***** DATA PROVIDED *****

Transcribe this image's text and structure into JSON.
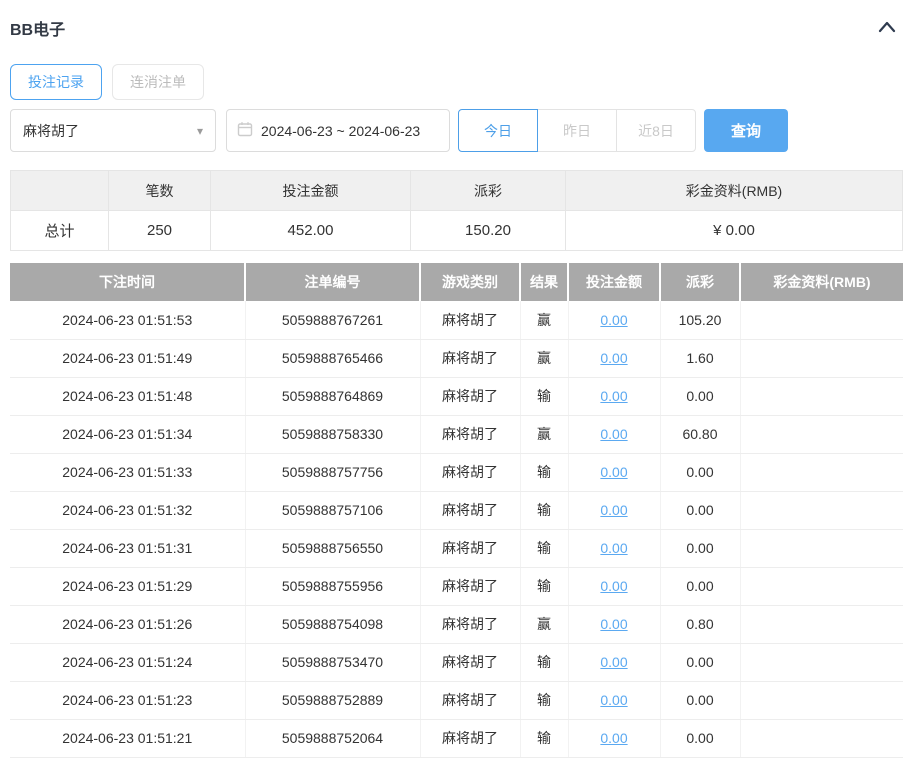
{
  "colors": {
    "accent_blue": "#4da3f0",
    "search_button_bg": "#58a8f0",
    "link_blue": "#5ba9f1",
    "table_header_bg": "#a9a9a9",
    "summary_header_bg": "#f0f0f0"
  },
  "header": {
    "title": "BB电子",
    "collapse_icon": "chevron-up"
  },
  "tabs": [
    {
      "label": "投注记录",
      "active": true
    },
    {
      "label": "连消注单",
      "active": false
    }
  ],
  "filters": {
    "game_select": {
      "value": "麻将胡了",
      "icon": "caret-down"
    },
    "date_range": {
      "value": "2024-06-23 ~ 2024-06-23",
      "icon": "calendar"
    },
    "quick_ranges": [
      {
        "label": "今日",
        "active": true
      },
      {
        "label": "昨日",
        "active": false
      },
      {
        "label": "近8日",
        "active": false
      }
    ],
    "search_label": "查询"
  },
  "summary": {
    "headers": [
      "",
      "笔数",
      "投注金额",
      "派彩",
      "彩金资料(RMB)"
    ],
    "row": {
      "label": "总计",
      "count": "250",
      "bet_amount": "452.00",
      "payout": "150.20",
      "bonus": "¥ 0.00"
    }
  },
  "table": {
    "headers": [
      "下注时间",
      "注单编号",
      "游戏类别",
      "结果",
      "投注金额",
      "派彩",
      "彩金资料(RMB)"
    ],
    "rows": [
      {
        "time": "2024-06-23 01:51:53",
        "order_no": "5059888767261",
        "game": "麻将胡了",
        "result": "赢",
        "bet_amount": "0.00",
        "payout": "105.20",
        "bonus": ""
      },
      {
        "time": "2024-06-23 01:51:49",
        "order_no": "5059888765466",
        "game": "麻将胡了",
        "result": "赢",
        "bet_amount": "0.00",
        "payout": "1.60",
        "bonus": ""
      },
      {
        "time": "2024-06-23 01:51:48",
        "order_no": "5059888764869",
        "game": "麻将胡了",
        "result": "输",
        "bet_amount": "0.00",
        "payout": "0.00",
        "bonus": ""
      },
      {
        "time": "2024-06-23 01:51:34",
        "order_no": "5059888758330",
        "game": "麻将胡了",
        "result": "赢",
        "bet_amount": "0.00",
        "payout": "60.80",
        "bonus": ""
      },
      {
        "time": "2024-06-23 01:51:33",
        "order_no": "5059888757756",
        "game": "麻将胡了",
        "result": "输",
        "bet_amount": "0.00",
        "payout": "0.00",
        "bonus": ""
      },
      {
        "time": "2024-06-23 01:51:32",
        "order_no": "5059888757106",
        "game": "麻将胡了",
        "result": "输",
        "bet_amount": "0.00",
        "payout": "0.00",
        "bonus": ""
      },
      {
        "time": "2024-06-23 01:51:31",
        "order_no": "5059888756550",
        "game": "麻将胡了",
        "result": "输",
        "bet_amount": "0.00",
        "payout": "0.00",
        "bonus": ""
      },
      {
        "time": "2024-06-23 01:51:29",
        "order_no": "5059888755956",
        "game": "麻将胡了",
        "result": "输",
        "bet_amount": "0.00",
        "payout": "0.00",
        "bonus": ""
      },
      {
        "time": "2024-06-23 01:51:26",
        "order_no": "5059888754098",
        "game": "麻将胡了",
        "result": "赢",
        "bet_amount": "0.00",
        "payout": "0.80",
        "bonus": ""
      },
      {
        "time": "2024-06-23 01:51:24",
        "order_no": "5059888753470",
        "game": "麻将胡了",
        "result": "输",
        "bet_amount": "0.00",
        "payout": "0.00",
        "bonus": ""
      },
      {
        "time": "2024-06-23 01:51:23",
        "order_no": "5059888752889",
        "game": "麻将胡了",
        "result": "输",
        "bet_amount": "0.00",
        "payout": "0.00",
        "bonus": ""
      },
      {
        "time": "2024-06-23 01:51:21",
        "order_no": "5059888752064",
        "game": "麻将胡了",
        "result": "输",
        "bet_amount": "0.00",
        "payout": "0.00",
        "bonus": ""
      }
    ]
  }
}
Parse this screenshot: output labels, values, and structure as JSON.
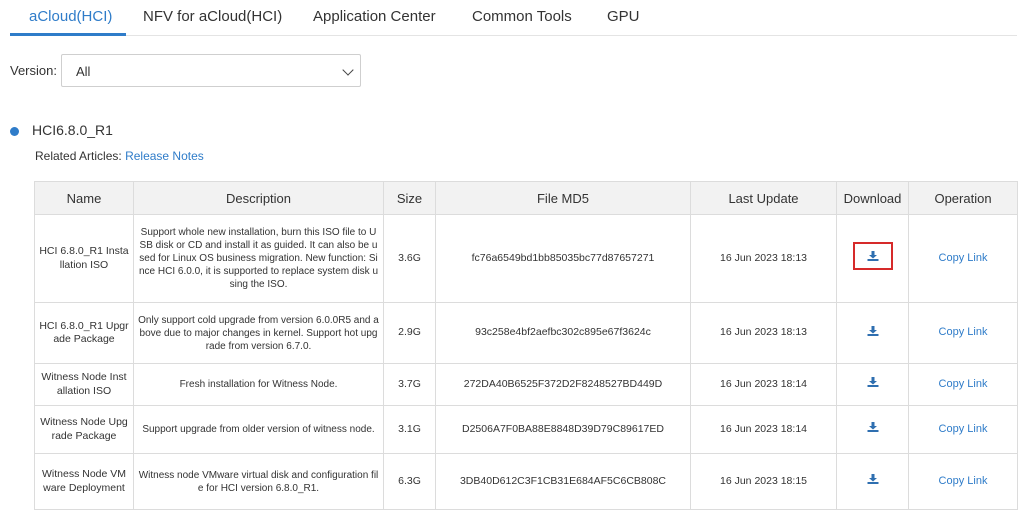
{
  "tabs": [
    {
      "label": "aCloud(HCI)",
      "active": true
    },
    {
      "label": "NFV for aCloud(HCI)",
      "active": false
    },
    {
      "label": "Application Center",
      "active": false
    },
    {
      "label": "Common Tools",
      "active": false
    },
    {
      "label": "GPU",
      "active": false
    }
  ],
  "version": {
    "label": "Version:",
    "selected": "All"
  },
  "release": {
    "title": "HCI6.8.0_R1",
    "related_label": "Related Articles:",
    "related_link": "Release Notes"
  },
  "table": {
    "headers": [
      "Name",
      "Description",
      "Size",
      "File MD5",
      "Last Update",
      "Download",
      "Operation"
    ],
    "rows": [
      {
        "name": "HCI 6.8.0_R1 Installation ISO",
        "description": "Support whole new installation, burn this ISO file to USB disk or CD and install it as guided. It can also be used for Linux OS business migration. New function: Since HCI 6.0.0, it is supported to replace system disk using the ISO.",
        "size": "3.6G",
        "md5": "fc76a6549bd1bb85035bc77d87657271",
        "updated": "16 Jun 2023 18:13",
        "operation": "Copy Link"
      },
      {
        "name": "HCI 6.8.0_R1 Upgrade Package",
        "description": "Only support cold upgrade from version 6.0.0R5 and above due to major changes in kernel. Support hot upgrade from version 6.7.0.",
        "size": "2.9G",
        "md5": "93c258e4bf2aefbc302c895e67f3624c",
        "updated": "16 Jun 2023 18:13",
        "operation": "Copy Link"
      },
      {
        "name": "Witness Node Installation ISO",
        "description": "Fresh installation for Witness Node.",
        "size": "3.7G",
        "md5": "272DA40B6525F372D2F8248527BD449D",
        "updated": "16 Jun 2023 18:14",
        "operation": "Copy Link"
      },
      {
        "name": "Witness Node Upgrade Package",
        "description": "Support upgrade from older version of witness node.",
        "size": "3.1G",
        "md5": "D2506A7F0BA88E8848D39D79C89617ED",
        "updated": "16 Jun 2023 18:14",
        "operation": "Copy Link"
      },
      {
        "name": "Witness Node VMware Deployment",
        "description": "Witness node VMware virtual disk and configuration file for HCI version 6.8.0_R1.",
        "size": "6.3G",
        "md5": "3DB40D612C3F1CB31E684AF5C6CB808C",
        "updated": "16 Jun 2023 18:15",
        "operation": "Copy Link"
      }
    ]
  },
  "colors": {
    "accent": "#2f7cc9",
    "highlight": "#d62a2a",
    "header_bg": "#f2f2f2"
  },
  "icons": {
    "download": "download-icon",
    "dropdown": "chevron-down-icon",
    "bullet": "bullet-dot-icon"
  }
}
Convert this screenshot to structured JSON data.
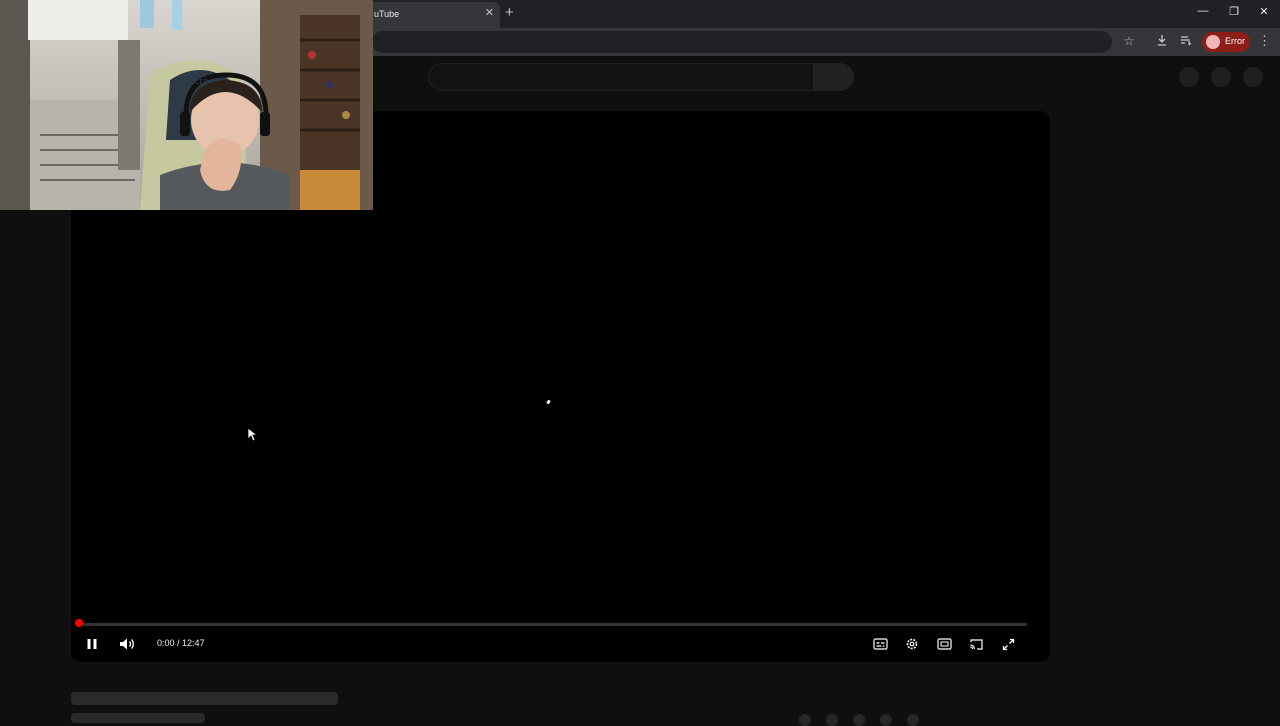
{
  "browser": {
    "tab_title": "uTube",
    "tab_close_glyph": "✕",
    "new_tab_glyph": "+",
    "window_controls": [
      "—",
      "❐",
      "✕"
    ],
    "toolbar_icons": [
      "star-icon",
      "download-icon",
      "reading-list-icon"
    ],
    "profile_status": "Error",
    "menu_glyph": "⋮"
  },
  "player": {
    "current_time": "0:00",
    "time_separator": " / ",
    "duration": "12:47",
    "progress": 0.0,
    "controls": [
      "pause-icon",
      "volume-icon",
      "subtitles-icon",
      "settings-icon",
      "miniplayer-icon",
      "cast-icon",
      "fullscreen-exit-icon"
    ],
    "accent_color": "#ff0000"
  },
  "colors": {
    "page_background": "#0f0f0f",
    "player_background": "#000000",
    "error_badge": "#8c1d18"
  }
}
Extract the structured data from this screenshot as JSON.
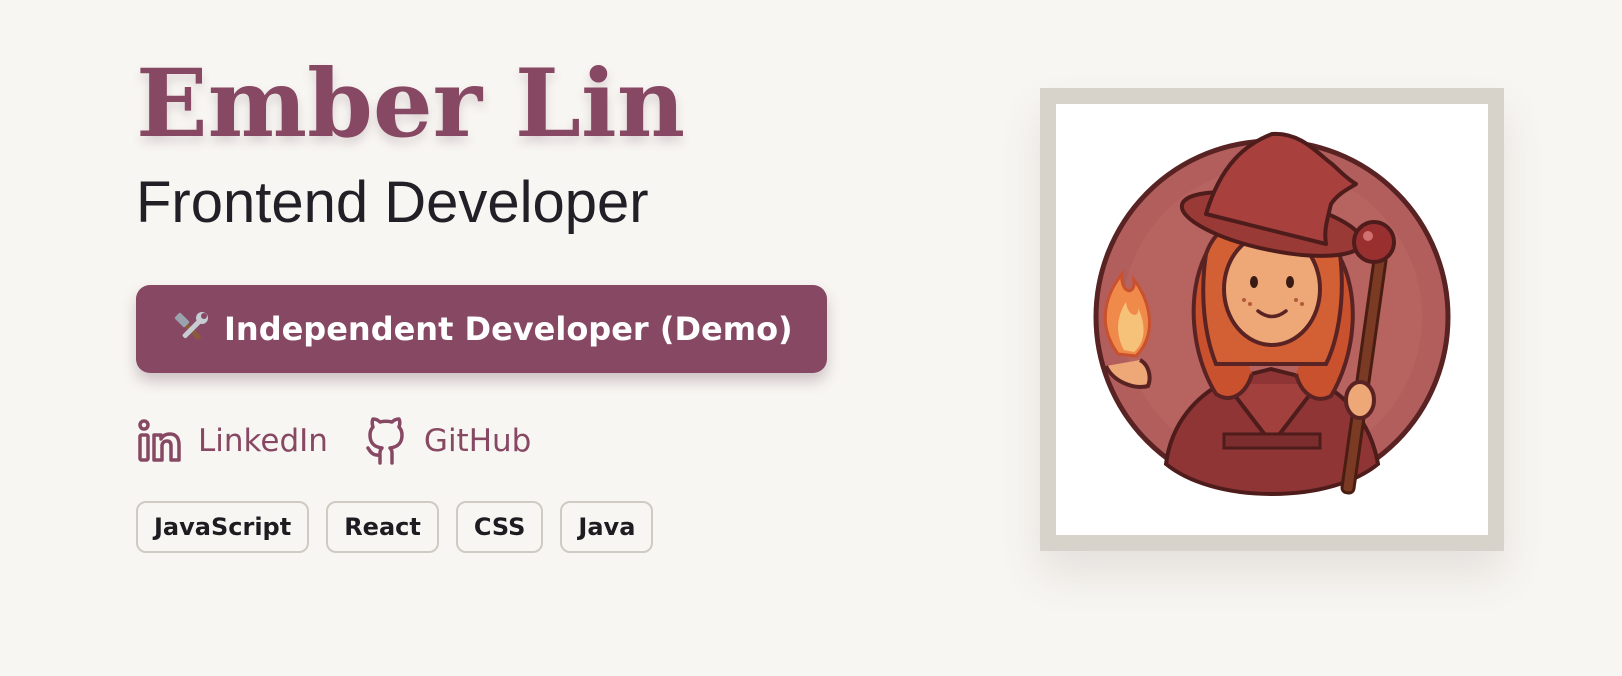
{
  "profile": {
    "name": "Ember Lin",
    "role": "Frontend Developer"
  },
  "cta": {
    "label": "Independent Developer (Demo)",
    "icon": "tools-icon"
  },
  "links": [
    {
      "label": "LinkedIn",
      "icon": "linkedin-icon"
    },
    {
      "label": "GitHub",
      "icon": "github-icon"
    }
  ],
  "skills": [
    "JavaScript",
    "React",
    "CSS",
    "Java"
  ],
  "portrait": {
    "icon": "witch-avatar"
  },
  "colors": {
    "accent": "#874864",
    "background": "#f8f6f2",
    "frame": "#d8d3ca",
    "text": "#222027"
  }
}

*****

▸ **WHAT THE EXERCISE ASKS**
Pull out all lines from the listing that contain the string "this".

▸ **ANSWER AREA**
Transcribe this image's text and structure into JSON.
Parse this screenshot: output labels, values, and structure as JSON.
        "description": "Support whole new installation, burn this ISO file to USB disk or CD and install it as guided. It can also be used for Linux OS business migration. New function: Since HCI 6.0.0, it is supported to replace system disk using the ISO.",
Convert this screenshot to structured JSON data.
Extract the structured data from this screenshot as JSON.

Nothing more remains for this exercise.